### [How to complete this task]
Could you please repeat the data below word for word?
Source data below:
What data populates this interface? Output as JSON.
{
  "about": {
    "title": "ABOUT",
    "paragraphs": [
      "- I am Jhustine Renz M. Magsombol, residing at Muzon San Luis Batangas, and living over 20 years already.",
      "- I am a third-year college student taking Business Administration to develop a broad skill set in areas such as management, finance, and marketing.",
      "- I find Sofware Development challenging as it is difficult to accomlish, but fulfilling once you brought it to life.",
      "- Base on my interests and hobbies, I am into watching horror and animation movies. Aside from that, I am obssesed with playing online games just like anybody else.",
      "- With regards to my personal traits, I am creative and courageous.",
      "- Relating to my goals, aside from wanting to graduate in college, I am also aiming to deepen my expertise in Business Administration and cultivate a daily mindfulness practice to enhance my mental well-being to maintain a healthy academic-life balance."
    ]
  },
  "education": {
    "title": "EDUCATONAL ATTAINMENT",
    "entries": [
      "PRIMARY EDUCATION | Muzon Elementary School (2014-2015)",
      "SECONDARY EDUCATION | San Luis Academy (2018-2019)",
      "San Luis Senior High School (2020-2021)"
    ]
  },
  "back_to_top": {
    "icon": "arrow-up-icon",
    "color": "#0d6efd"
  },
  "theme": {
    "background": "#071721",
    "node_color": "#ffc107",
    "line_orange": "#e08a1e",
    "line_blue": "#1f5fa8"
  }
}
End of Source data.
### [Final answer]
What data populates this interface? Output as JSON.
{
  "about": {
    "title": "ABOUT",
    "paragraphs": [
      "- I am Jhustine Renz M. Magsombol, residing at Muzon San Luis Batangas, and living over 20 years already.",
      "- I am a third-year college student taking Business Administration to develop a broad skill set in areas such as management, finance, and marketing.",
      "- I find Sofware Development challenging as it is difficult to accomlish, but fulfilling once you brought it to life.",
      "- Base on my interests and hobbies, I am into watching horror and animation movies. Aside from that, I am obssesed with playing online games just like anybody else.",
      "- With regards to my personal traits, I am creative and courageous.",
      "- Relating to my goals, aside from wanting to graduate in college, I am also aiming to deepen my expertise in Business Administration and cultivate a daily mindfulness practice to enhance my mental well-being to maintain a healthy academic-life balance."
    ]
  },
  "education": {
    "title": "EDUCATONAL ATTAINMENT",
    "entries": [
      "PRIMARY EDUCATION | Muzon Elementary School (2014-2015)",
      "SECONDARY EDUCATION | San Luis Academy (2018-2019)",
      "San Luis Senior High School (2020-2021)"
    ]
  },
  "back_to_top": {
    "icon": "arrow-up-icon",
    "color": "#0d6efd"
  },
  "theme": {
    "background": "#071721",
    "node_color": "#ffc107",
    "line_orange": "#e08a1e",
    "line_blue": "#1f5fa8"
  }
}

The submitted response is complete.